EXERCISE
Restate the data below word for word. Leave the images out.
========================================================================
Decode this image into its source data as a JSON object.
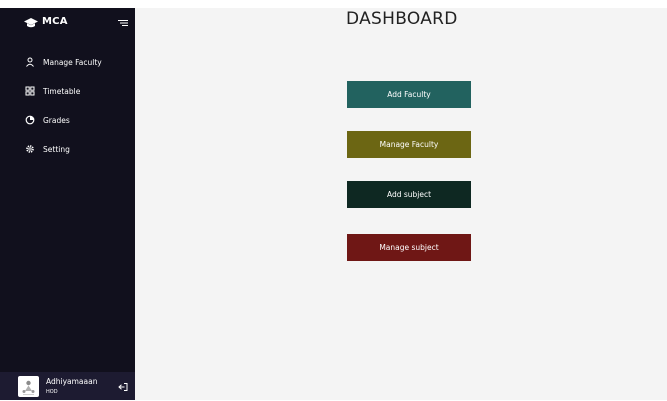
{
  "sidebar": {
    "brand": {
      "name": "MCA",
      "icon": "graduation-cap-icon"
    },
    "toggle_icon": "menu-toggle-icon",
    "items": [
      {
        "label": "Manage Faculty",
        "icon": "user-icon"
      },
      {
        "label": "Timetable",
        "icon": "grid-icon"
      },
      {
        "label": "Grades",
        "icon": "pie-chart-icon"
      },
      {
        "label": "Setting",
        "icon": "gear-icon"
      }
    ],
    "profile": {
      "name": "Adhiyamaaan",
      "role": "HOD",
      "logout_icon": "logout-icon"
    }
  },
  "main": {
    "title": "DASHBOARD",
    "buttons": [
      {
        "label": "Add Faculty",
        "color": "#22625f"
      },
      {
        "label": "Manage Faculty",
        "color": "#6c6613"
      },
      {
        "label": "Add subject",
        "color": "#0e2822"
      },
      {
        "label": "Manage subject",
        "color": "#6f1715"
      }
    ]
  },
  "colors": {
    "sidebar_bg": "#11101d",
    "page_bg": "#f4f4f4"
  }
}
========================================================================
RESULT OF THE TASK
Decode this image into its source data as a JSON object.
{
  "sidebar": {
    "brand": {
      "name": "MCA",
      "icon": "graduation-cap-icon"
    },
    "toggle_icon": "menu-toggle-icon",
    "items": [
      {
        "label": "Manage Faculty",
        "icon": "user-icon"
      },
      {
        "label": "Timetable",
        "icon": "grid-icon"
      },
      {
        "label": "Grades",
        "icon": "pie-chart-icon"
      },
      {
        "label": "Setting",
        "icon": "gear-icon"
      }
    ],
    "profile": {
      "name": "Adhiyamaaan",
      "role": "HOD",
      "logout_icon": "logout-icon"
    }
  },
  "main": {
    "title": "DASHBOARD",
    "buttons": [
      {
        "label": "Add Faculty",
        "color": "#22625f"
      },
      {
        "label": "Manage Faculty",
        "color": "#6c6613"
      },
      {
        "label": "Add subject",
        "color": "#0e2822"
      },
      {
        "label": "Manage subject",
        "color": "#6f1715"
      }
    ]
  },
  "colors": {
    "sidebar_bg": "#11101d",
    "page_bg": "#f4f4f4"
  }
}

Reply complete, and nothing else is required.